-- Provided information --
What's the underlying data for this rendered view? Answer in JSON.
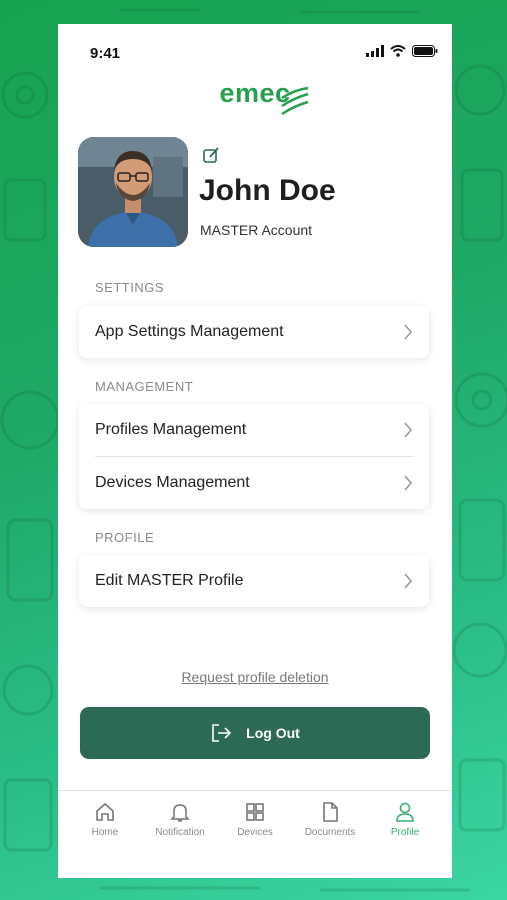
{
  "status": {
    "time": "9:41"
  },
  "brand": {
    "name": "emec",
    "color": "#27a04b"
  },
  "profile": {
    "name": "John Doe",
    "account_type": "MASTER Account",
    "avatar_icon": "user-photo",
    "edit_icon": "edit-icon"
  },
  "sections": {
    "settings": {
      "label": "SETTINGS",
      "items": [
        {
          "label": "App Settings Management"
        }
      ]
    },
    "management": {
      "label": "MANAGEMENT",
      "items": [
        {
          "label": "Profiles Management"
        },
        {
          "label": "Devices Management"
        }
      ]
    },
    "profile": {
      "label": "PROFILE",
      "items": [
        {
          "label": "Edit MASTER Profile"
        }
      ]
    }
  },
  "actions": {
    "delete_link": "Request profile deletion",
    "logout_label": "Log Out",
    "logout_color": "#2d6a55"
  },
  "tabs": [
    {
      "label": "Home",
      "icon": "home-icon"
    },
    {
      "label": "Notification",
      "icon": "bell-icon"
    },
    {
      "label": "Devices",
      "icon": "grid-icon"
    },
    {
      "label": "Documents",
      "icon": "document-icon"
    },
    {
      "label": "Profile",
      "icon": "user-icon",
      "active": true
    }
  ],
  "accent_color": "#37b06b"
}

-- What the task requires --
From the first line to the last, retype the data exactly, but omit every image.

-- Answer to this exercise --
What's the underlying data for this rendered view? Answer in JSON.
{
  "status": {
    "time": "9:41"
  },
  "brand": {
    "name": "emec",
    "color": "#27a04b"
  },
  "profile": {
    "name": "John Doe",
    "account_type": "MASTER Account",
    "avatar_icon": "user-photo",
    "edit_icon": "edit-icon"
  },
  "sections": {
    "settings": {
      "label": "SETTINGS",
      "items": [
        {
          "label": "App Settings Management"
        }
      ]
    },
    "management": {
      "label": "MANAGEMENT",
      "items": [
        {
          "label": "Profiles Management"
        },
        {
          "label": "Devices Management"
        }
      ]
    },
    "profile": {
      "label": "PROFILE",
      "items": [
        {
          "label": "Edit MASTER Profile"
        }
      ]
    }
  },
  "actions": {
    "delete_link": "Request profile deletion",
    "logout_label": "Log Out",
    "logout_color": "#2d6a55"
  },
  "tabs": [
    {
      "label": "Home",
      "icon": "home-icon"
    },
    {
      "label": "Notification",
      "icon": "bell-icon"
    },
    {
      "label": "Devices",
      "icon": "grid-icon"
    },
    {
      "label": "Documents",
      "icon": "document-icon"
    },
    {
      "label": "Profile",
      "icon": "user-icon",
      "active": true
    }
  ],
  "accent_color": "#37b06b"
}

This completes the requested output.